Jeff Nelson forgot to turn off his microphone after announcing a challenge attempt by the Miami Marlins — and it led to his thoughts getting broadcast to everyone at Angel Stadium, and listening to the Bally Sports broadcast, on Saturday.

With one out in the 10th inning, Jacob Stallings hit a ground ball to the pitcher, and umpires — including C.B. Bucknor at home plate — had signaled for an inning-ending double play.

The Marlins, though, determined that Los Angeles Angels catcher Matt Thaiss didn’t have his foot on the plate for the force out, and they decided to challenge.

“Miami is challenging the out call at home plate,” Nelson announced, before pausing in a moment where he should’ve turned off the microphone. “They got their heads up their ass. Let’s go.”

Jeff Nelson didn't exactly agree with something about the challenge call in the 10th inning of Saturday's game.
Screengrab via Twitter/@BallyMarlins

If Nelson was referring to the Marlins with his comment, it backfired, as the call was overturned — determining that Thaiss didn’t touch the plate and Bucknor was wrong — and another Miami run counted.

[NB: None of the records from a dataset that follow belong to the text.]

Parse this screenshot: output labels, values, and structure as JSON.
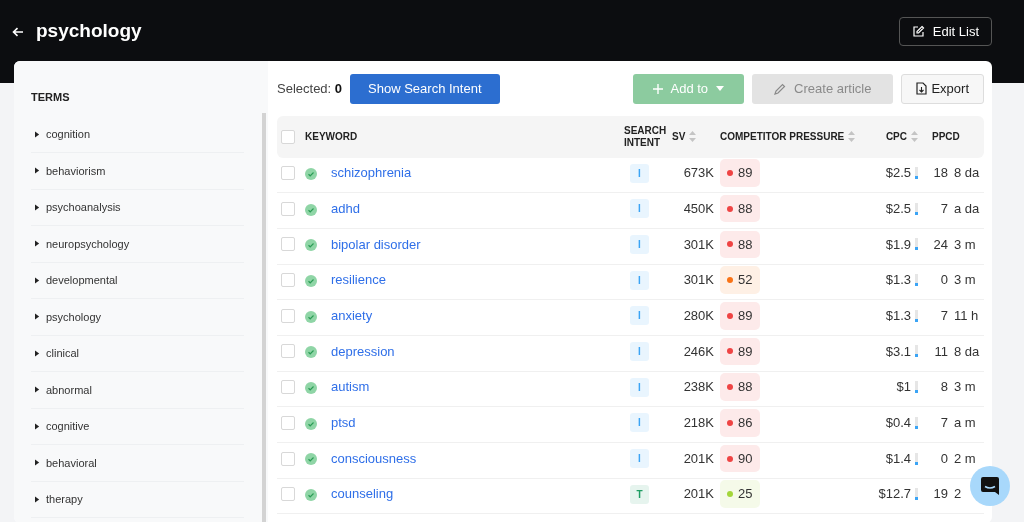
{
  "header": {
    "title": "psychology",
    "edit_button": "Edit List"
  },
  "sidebar": {
    "heading": "TERMS",
    "items": [
      {
        "label": "cognition",
        "expanded": false
      },
      {
        "label": "behaviorism",
        "expanded": false
      },
      {
        "label": "psychoanalysis",
        "expanded": false
      },
      {
        "label": "neuropsychology",
        "expanded": false
      },
      {
        "label": "developmental",
        "expanded": false
      },
      {
        "label": "psychology",
        "expanded": false
      },
      {
        "label": "clinical",
        "expanded": false
      },
      {
        "label": "abnormal",
        "expanded": false
      },
      {
        "label": "cognitive",
        "expanded": false
      },
      {
        "label": "behavioral",
        "expanded": false
      },
      {
        "label": "therapy",
        "expanded": false
      }
    ]
  },
  "toolbar": {
    "selected_label": "Selected:",
    "selected_count": "0",
    "show_intent_button": "Show Search Intent",
    "add_button": "Add to",
    "create_button": "Create article",
    "create_disabled": true,
    "export_button": "Export"
  },
  "table": {
    "columns": [
      "KEYWORD",
      "SEARCH INTENT",
      "SV",
      "COMPETITOR PRESSURE",
      "CPC",
      "PPCD"
    ],
    "sortable": [
      false,
      false,
      true,
      true,
      true,
      false
    ],
    "all_checked": false,
    "rows": [
      {
        "checked": false,
        "keyword": "schizophrenia",
        "intent": {
          "label": "I",
          "color": "#3ba4f5"
        },
        "sv": "673K",
        "pressure": {
          "value": "89",
          "color": "#ef4444"
        },
        "cpc": "$2.5",
        "ppcd": "18",
        "column_8": "8 da"
      },
      {
        "checked": false,
        "keyword": "adhd",
        "intent": {
          "label": "I",
          "color": "#3ba4f5"
        },
        "sv": "450K",
        "pressure": {
          "value": "88",
          "color": "#ef4444"
        },
        "cpc": "$2.5",
        "ppcd": "7",
        "column_8": "a da"
      },
      {
        "checked": false,
        "keyword": "bipolar disorder",
        "intent": {
          "label": "I",
          "color": "#3ba4f5"
        },
        "sv": "301K",
        "pressure": {
          "value": "88",
          "color": "#ef4444"
        },
        "cpc": "$1.9",
        "ppcd": "24",
        "column_8": "3 m"
      },
      {
        "checked": false,
        "keyword": "resilience",
        "intent": {
          "label": "I",
          "color": "#3ba4f5"
        },
        "sv": "301K",
        "pressure": {
          "value": "52",
          "color": "#f97316"
        },
        "cpc": "$1.3",
        "ppcd": "0",
        "column_8": "3 m"
      },
      {
        "checked": false,
        "keyword": "anxiety",
        "intent": {
          "label": "I",
          "color": "#3ba4f5"
        },
        "sv": "280K",
        "pressure": {
          "value": "89",
          "color": "#ef4444"
        },
        "cpc": "$1.3",
        "ppcd": "7",
        "column_8": "11 h"
      },
      {
        "checked": false,
        "keyword": "depression",
        "intent": {
          "label": "I",
          "color": "#3ba4f5"
        },
        "sv": "246K",
        "pressure": {
          "value": "89",
          "color": "#ef4444"
        },
        "cpc": "$3.1",
        "ppcd": "11",
        "column_8": "8 da"
      },
      {
        "checked": false,
        "keyword": "autism",
        "intent": {
          "label": "I",
          "color": "#3ba4f5"
        },
        "sv": "238K",
        "pressure": {
          "value": "88",
          "color": "#ef4444"
        },
        "cpc": "$1",
        "ppcd": "8",
        "column_8": "3 m"
      },
      {
        "checked": false,
        "keyword": "ptsd",
        "intent": {
          "label": "I",
          "color": "#3ba4f5"
        },
        "sv": "218K",
        "pressure": {
          "value": "86",
          "color": "#ef4444"
        },
        "cpc": "$0.4",
        "ppcd": "7",
        "column_8": "a m"
      },
      {
        "checked": false,
        "keyword": "consciousness",
        "intent": {
          "label": "I",
          "color": "#3ba4f5"
        },
        "sv": "201K",
        "pressure": {
          "value": "90",
          "color": "#ef4444"
        },
        "cpc": "$1.4",
        "ppcd": "0",
        "column_8": "2 m"
      },
      {
        "checked": false,
        "keyword": "counseling",
        "intent": {
          "label": "T",
          "color": "#1f9d63"
        },
        "sv": "201K",
        "pressure": {
          "value": "25",
          "color": "#a3d63a"
        },
        "cpc": "$12.7",
        "ppcd": "19",
        "column_8": "2"
      }
    ]
  }
}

Marlins manager Skip Schumaker told reporters postgame that video coordinator Austin Lamkey has “been amazing” adjusting to the shorter amount of time — with the integration of the pitch clock — to determine whether a call needs to be challenged, and Lamkey’s instincts in a key moment Saturday helped the Marlins extend their inning and add to their lead.

The Marlins ended up scoring four runs in the 10th inning, defeating the Angles, 8-5, en route to a weekend sweep.

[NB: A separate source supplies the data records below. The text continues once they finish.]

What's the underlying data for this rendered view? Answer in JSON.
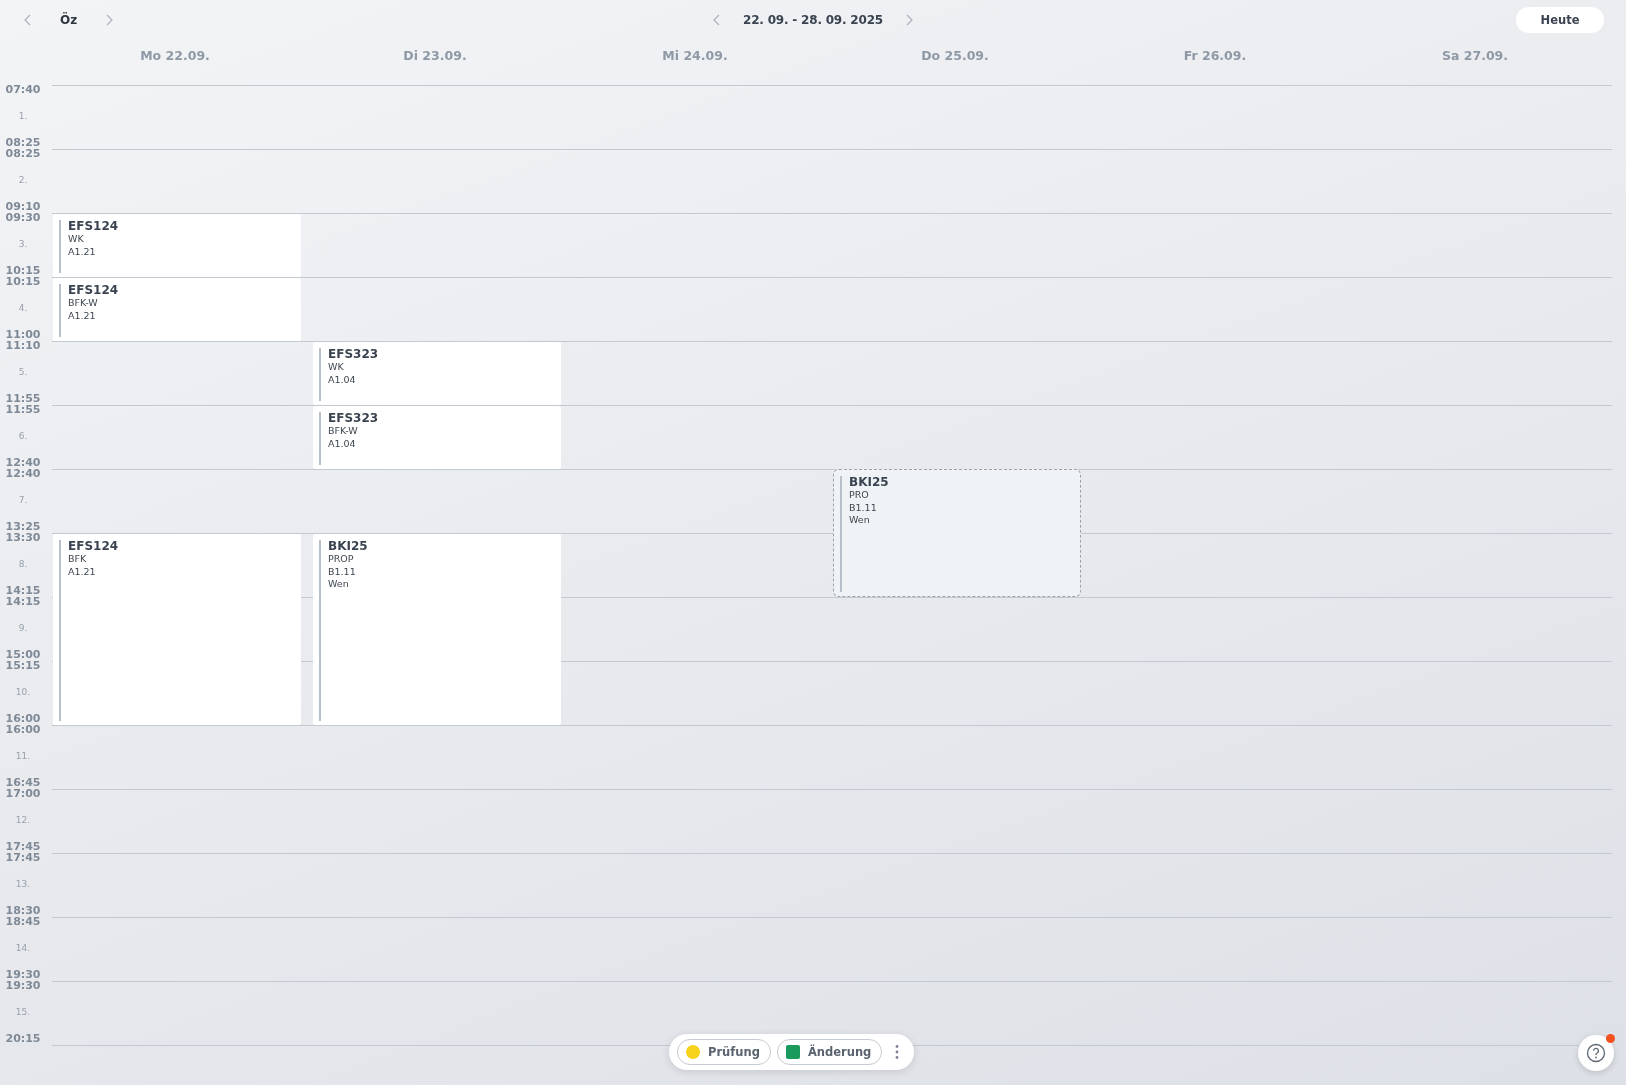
{
  "toolbar": {
    "class_name": "Öz",
    "week_range": "22. 09. - 28. 09. 2025",
    "today_button": "Heute"
  },
  "days": [
    {
      "label": "Mo 22.09.",
      "cells": [
        {
          "kind": "free"
        },
        {
          "kind": "free"
        },
        {
          "kind": "lesson",
          "subject": "EFS124",
          "lines": [
            "WK",
            "A1.21"
          ]
        },
        {
          "kind": "lesson",
          "subject": "EFS124",
          "lines": [
            "BFK-W",
            "A1.21"
          ]
        },
        {
          "kind": "free"
        },
        {
          "kind": "free"
        },
        {
          "kind": "free"
        },
        {
          "kind": "lesson",
          "subject": "EFS124",
          "lines": [
            "BFK",
            "A1.21"
          ]
        },
        {
          "kind": "continued"
        },
        {
          "kind": "continued"
        }
      ]
    },
    {
      "label": "Di 23.09.",
      "cells": [
        {
          "kind": "free"
        },
        {
          "kind": "free"
        },
        {
          "kind": "free"
        },
        {
          "kind": "free"
        },
        {
          "kind": "lesson",
          "subject": "EFS323",
          "lines": [
            "WK",
            "A1.04"
          ]
        },
        {
          "kind": "lesson",
          "subject": "EFS323",
          "lines": [
            "BFK-W",
            "A1.04"
          ]
        },
        {
          "kind": "free"
        },
        {
          "kind": "lesson",
          "subject": "BKI25",
          "lines": [
            "PROP",
            "B1.11",
            "Wen"
          ]
        },
        {
          "kind": "continued"
        },
        {
          "kind": "continued"
        }
      ]
    },
    {
      "label": "Mi 24.09."
    },
    {
      "label": "Do 25.09.",
      "cells": [
        {
          "kind": "free"
        },
        {
          "kind": "free"
        },
        {
          "kind": "free"
        },
        {
          "kind": "free"
        },
        {
          "kind": "free"
        },
        {
          "kind": "free"
        },
        {
          "kind": "outlined",
          "subject": "BKI25",
          "lines": [
            "PRO",
            "B1.11",
            "Wen"
          ]
        },
        {
          "kind": "continued"
        }
      ]
    },
    {
      "label": "Fr 26.09."
    },
    {
      "label": "Sa 27.09."
    }
  ],
  "periods": [
    {
      "number": "1.",
      "start": "07:40",
      "end": "08:25"
    },
    {
      "number": "2.",
      "start": "08:25",
      "end": "09:10"
    },
    {
      "number": "3.",
      "start": "09:30",
      "end": "10:15"
    },
    {
      "number": "4.",
      "start": "10:15",
      "end": "11:00"
    },
    {
      "number": "5.",
      "start": "11:10",
      "end": "11:55"
    },
    {
      "number": "6.",
      "start": "11:55",
      "end": "12:40"
    },
    {
      "number": "7.",
      "start": "12:40",
      "end": "13:25"
    },
    {
      "number": "8.",
      "start": "13:30",
      "end": "14:15"
    },
    {
      "number": "9.",
      "start": "14:15",
      "end": "15:00"
    },
    {
      "number": "10.",
      "start": "15:15",
      "end": "16:00"
    },
    {
      "number": "11.",
      "start": "16:00",
      "end": "16:45"
    },
    {
      "number": "12.",
      "start": "17:00",
      "end": "17:45"
    },
    {
      "number": "13.",
      "start": "17:45",
      "end": "18:30"
    },
    {
      "number": "14.",
      "start": "18:45",
      "end": "19:30"
    },
    {
      "number": "15.",
      "start": "19:30",
      "end": "20:15"
    }
  ],
  "legend": [
    {
      "label": "Prüfung",
      "kind": "dot",
      "color": "#f7d21b"
    },
    {
      "label": "Änderung",
      "kind": "square",
      "color": "#1b9a5e"
    }
  ],
  "help": {
    "has_notification": true
  }
}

“Those are big plays, and it’s not just like a stolen base out-and-safe call,” Schumaker said. “These are game-changing plays that he’s had to make a challenge call on, and he’s done a really good job.”

Jeff Nelson is pictured during a 2022 game between the Arizona Diamondbacks and San Francisco Giants.
Getty Images

Nelson was the home-plate umpire for Friday’s game and finished with a 94 percent accuracy rate, with seven of the pitches he called strikes actually balls, according to the Umpire Scorecards Twitter account.

For Saturday’s game, Bucknor finished with a 95 percent accuracy rate and an 89 percent called strike accuracy, with the latter the same as Nelson’s percentage.

Miami (28-26) sits second in the NL East standings entering Monday’s games, one game ahead of the Mets — who lost two of three games to both the Rockies and Cubs across the last week.